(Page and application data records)
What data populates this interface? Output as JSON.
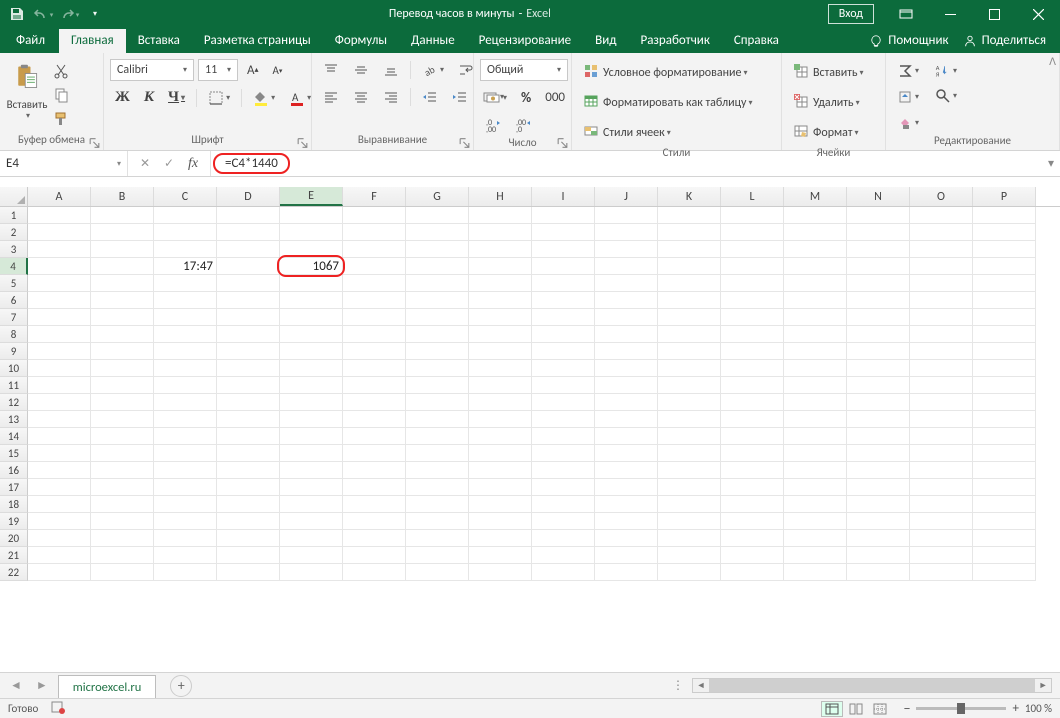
{
  "titlebar": {
    "doc": "Перевод часов в минуты",
    "app": "Excel",
    "signin": "Вход"
  },
  "tabs": {
    "file": "Файл",
    "list": [
      "Главная",
      "Вставка",
      "Разметка страницы",
      "Формулы",
      "Данные",
      "Рецензирование",
      "Вид",
      "Разработчик",
      "Справка"
    ],
    "active_index": 0,
    "tell": "Помощник",
    "share": "Поделиться"
  },
  "ribbon": {
    "clipboard": {
      "paste": "Вставить",
      "label": "Буфер обмена"
    },
    "font": {
      "name": "Calibri",
      "size": "11",
      "bold": "Ж",
      "italic": "К",
      "underline": "Ч",
      "label": "Шрифт"
    },
    "alignment": {
      "label": "Выравнивание"
    },
    "number": {
      "format": "Общий",
      "label": "Число"
    },
    "styles": {
      "cond": "Условное форматирование",
      "table": "Форматировать как таблицу",
      "cell": "Стили ячеек",
      "label": "Стили"
    },
    "cells": {
      "insert": "Вставить",
      "delete": "Удалить",
      "format": "Формат",
      "label": "Ячейки"
    },
    "editing": {
      "label": "Редактирование"
    }
  },
  "formula_bar": {
    "cellref": "E4",
    "formula": "=C4*1440"
  },
  "grid": {
    "columns": [
      "A",
      "B",
      "C",
      "D",
      "E",
      "F",
      "G",
      "H",
      "I",
      "J",
      "K",
      "L",
      "M",
      "N",
      "O",
      "P"
    ],
    "rows": 22,
    "active_col": "E",
    "active_row": 4,
    "cells": {
      "C4": "17:47",
      "E4": "1067"
    }
  },
  "sheet": {
    "name": "microexcel.ru"
  },
  "status": {
    "ready": "Готово",
    "zoom": "100 %"
  }
}
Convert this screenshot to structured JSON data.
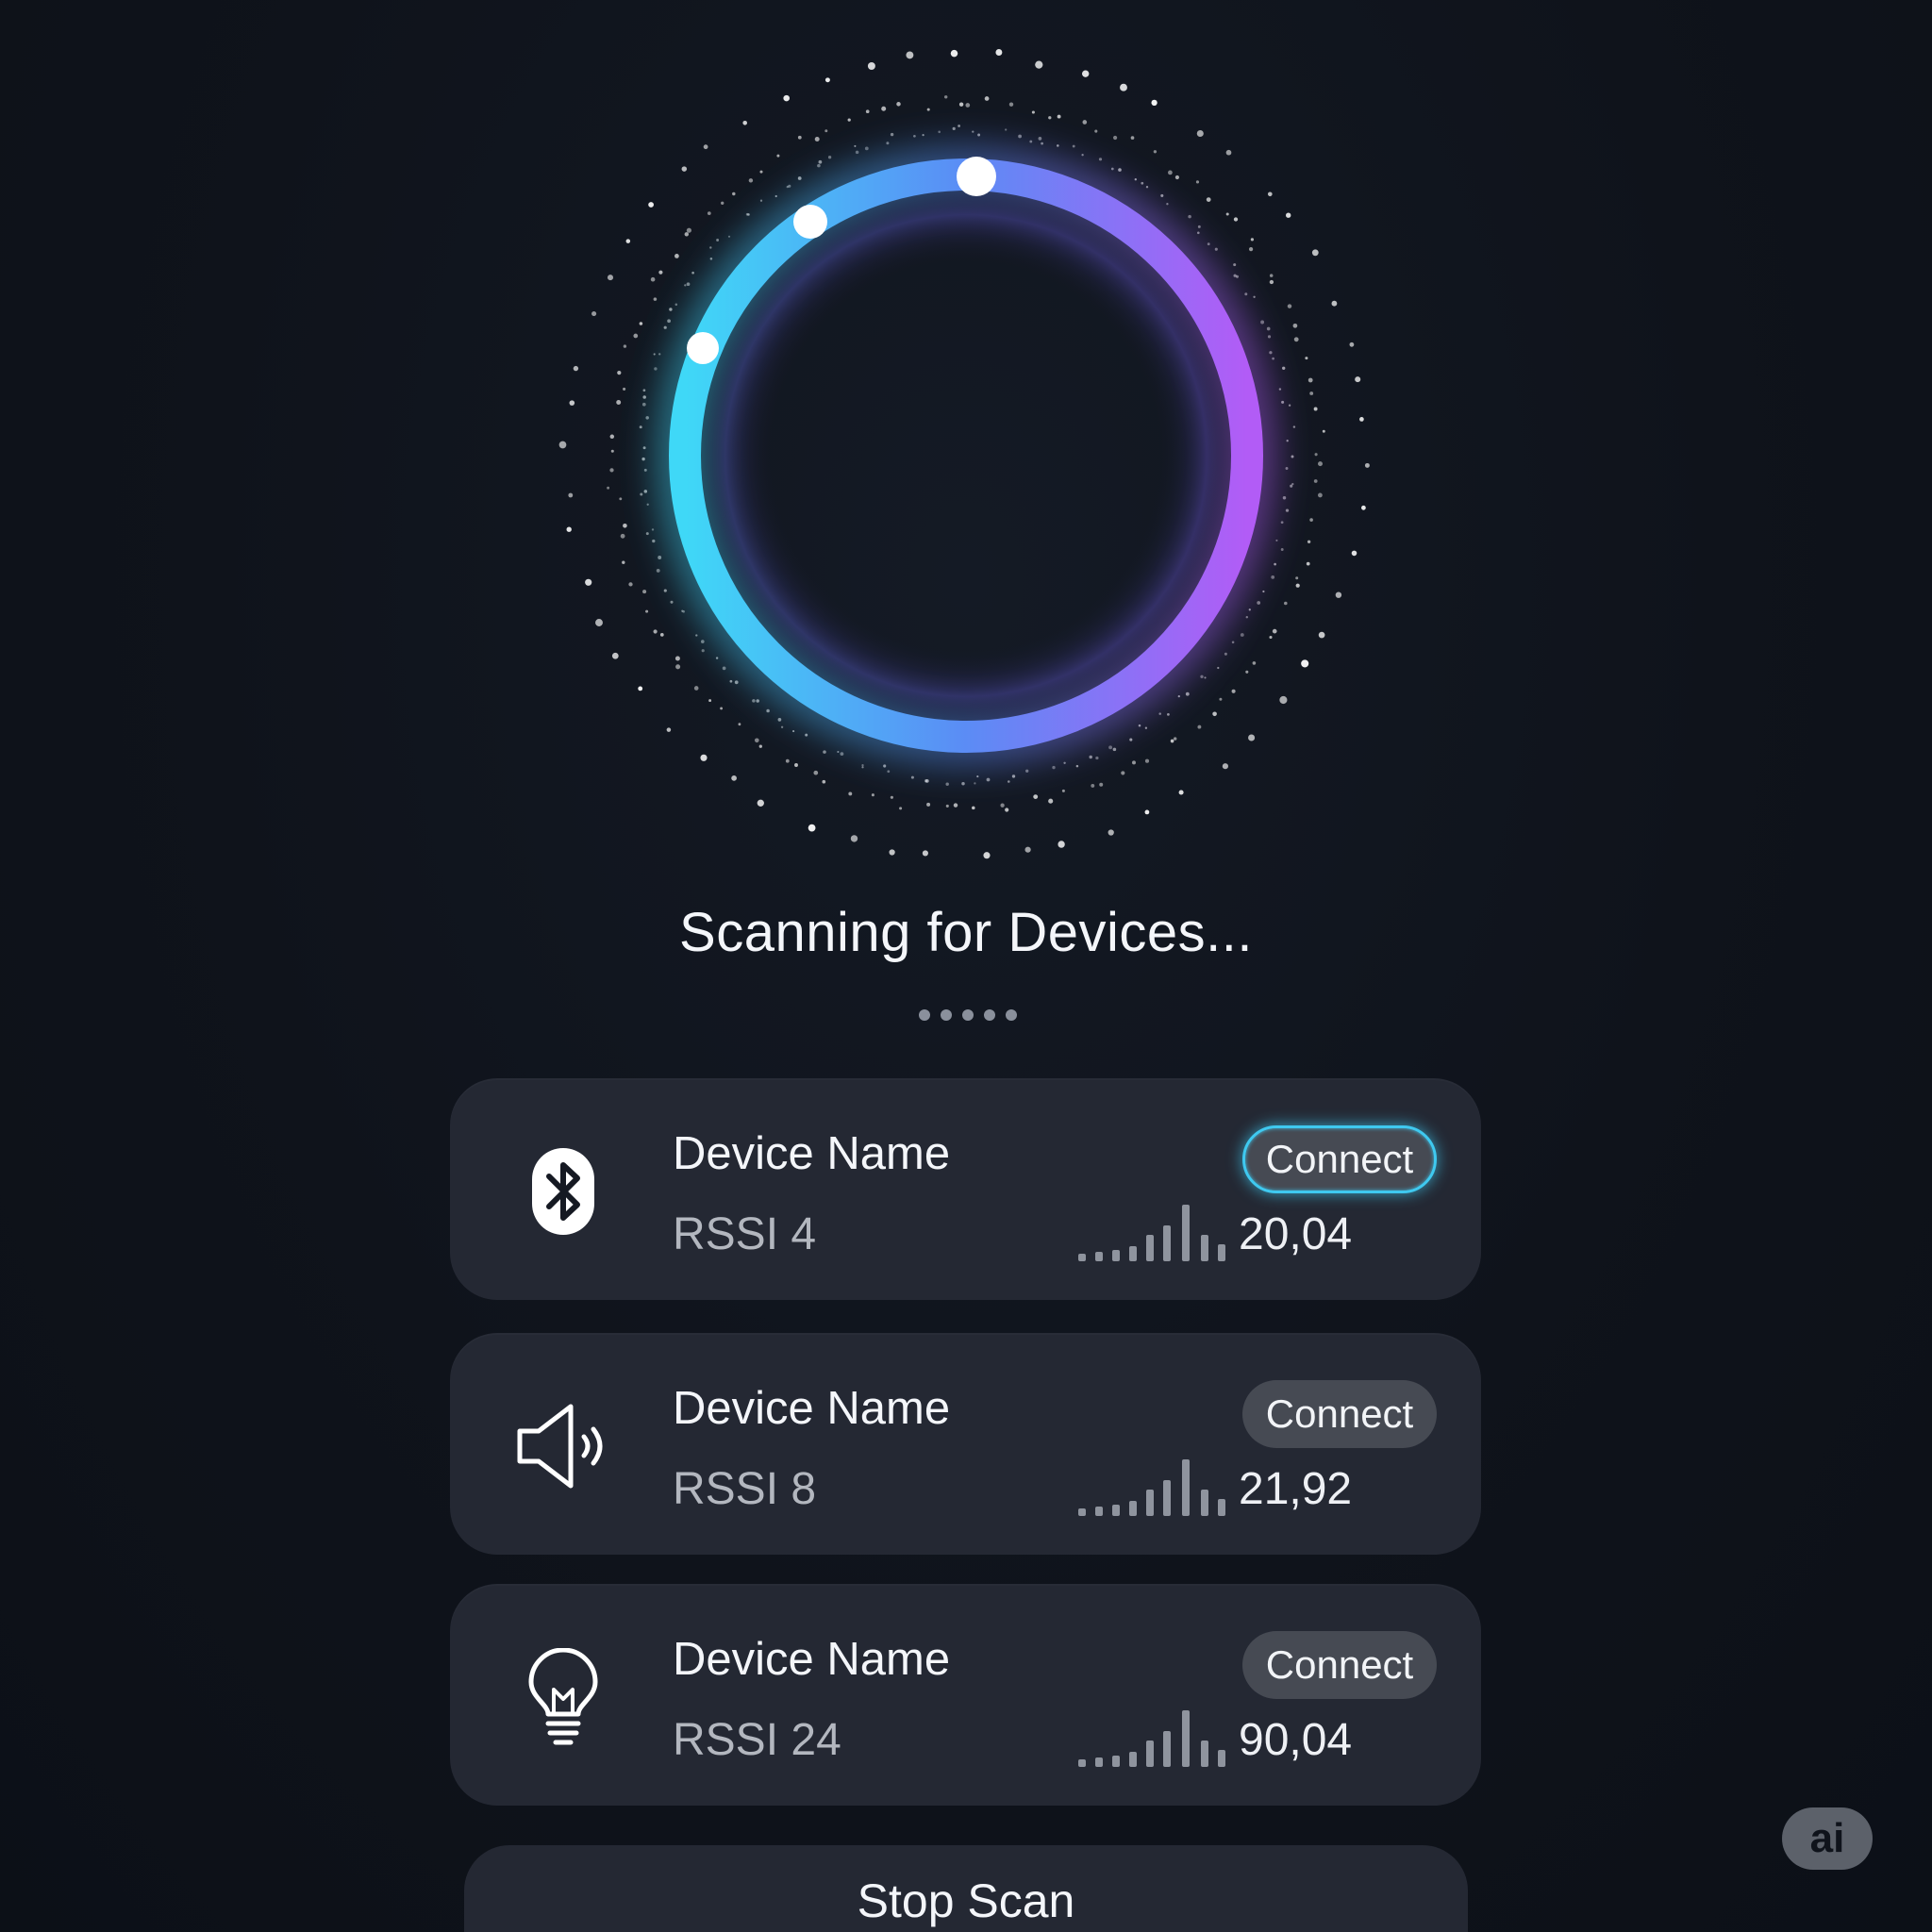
{
  "scanner": {
    "title": "Scanning for Devices...",
    "page_indicator_count": 5,
    "colors": {
      "ring_start": "#3fd8f7",
      "ring_mid": "#5b8cf5",
      "ring_end": "#b25cf6"
    }
  },
  "devices": [
    {
      "icon": "bluetooth-icon",
      "name": "Device Name",
      "rssi": "RSSI 4",
      "value": "20,04",
      "connect_label": "Connect",
      "highlighted": true
    },
    {
      "icon": "speaker-icon",
      "name": "Device Name",
      "rssi": "RSSI 8",
      "value": "21,92",
      "connect_label": "Connect",
      "highlighted": false
    },
    {
      "icon": "lightbulb-icon",
      "name": "Device Name",
      "rssi": "RSSI 24",
      "value": "90,04",
      "connect_label": "Connect",
      "highlighted": false
    }
  ],
  "footer": {
    "stop_label": "Stop Scan",
    "badge_label": "ai"
  }
}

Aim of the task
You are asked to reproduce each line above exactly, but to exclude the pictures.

Exercise answer
What data populates this interface? Output as JSON.
{
  "titlebar": {
    "doc": "Перевод часов в минуты",
    "app": "Excel",
    "signin": "Вход"
  },
  "tabs": {
    "file": "Файл",
    "list": [
      "Главная",
      "Вставка",
      "Разметка страницы",
      "Формулы",
      "Данные",
      "Рецензирование",
      "Вид",
      "Разработчик",
      "Справка"
    ],
    "active_index": 0,
    "tell": "Помощник",
    "share": "Поделиться"
  },
  "ribbon": {
    "clipboard": {
      "paste": "Вставить",
      "label": "Буфер обмена"
    },
    "font": {
      "name": "Calibri",
      "size": "11",
      "bold": "Ж",
      "italic": "К",
      "underline": "Ч",
      "label": "Шрифт"
    },
    "alignment": {
      "label": "Выравнивание"
    },
    "number": {
      "format": "Общий",
      "label": "Число"
    },
    "styles": {
      "cond": "Условное форматирование",
      "table": "Форматировать как таблицу",
      "cell": "Стили ячеек",
      "label": "Стили"
    },
    "cells": {
      "insert": "Вставить",
      "delete": "Удалить",
      "format": "Формат",
      "label": "Ячейки"
    },
    "editing": {
      "label": "Редактирование"
    }
  },
  "formula_bar": {
    "cellref": "E4",
    "formula": "=C4*1440"
  },
  "grid": {
    "columns": [
      "A",
      "B",
      "C",
      "D",
      "E",
      "F",
      "G",
      "H",
      "I",
      "J",
      "K",
      "L",
      "M",
      "N",
      "O",
      "P"
    ],
    "rows": 22,
    "active_col": "E",
    "active_row": 4,
    "cells": {
      "C4": "17:47",
      "E4": "1067"
    }
  },
  "sheet": {
    "name": "microexcel.ru"
  },
  "status": {
    "ready": "Готово",
    "zoom": "100 %"
  }
}
Convert this screenshot to structured JSON data.
{
  "scanner": {
    "title": "Scanning for Devices...",
    "page_indicator_count": 5,
    "colors": {
      "ring_start": "#3fd8f7",
      "ring_mid": "#5b8cf5",
      "ring_end": "#b25cf6"
    }
  },
  "devices": [
    {
      "icon": "bluetooth-icon",
      "name": "Device Name",
      "rssi": "RSSI 4",
      "value": "20,04",
      "connect_label": "Connect",
      "highlighted": true
    },
    {
      "icon": "speaker-icon",
      "name": "Device Name",
      "rssi": "RSSI 8",
      "value": "21,92",
      "connect_label": "Connect",
      "highlighted": false
    },
    {
      "icon": "lightbulb-icon",
      "name": "Device Name",
      "rssi": "RSSI 24",
      "value": "90,04",
      "connect_label": "Connect",
      "highlighted": false
    }
  ],
  "footer": {
    "stop_label": "Stop Scan",
    "badge_label": "ai"
  }
}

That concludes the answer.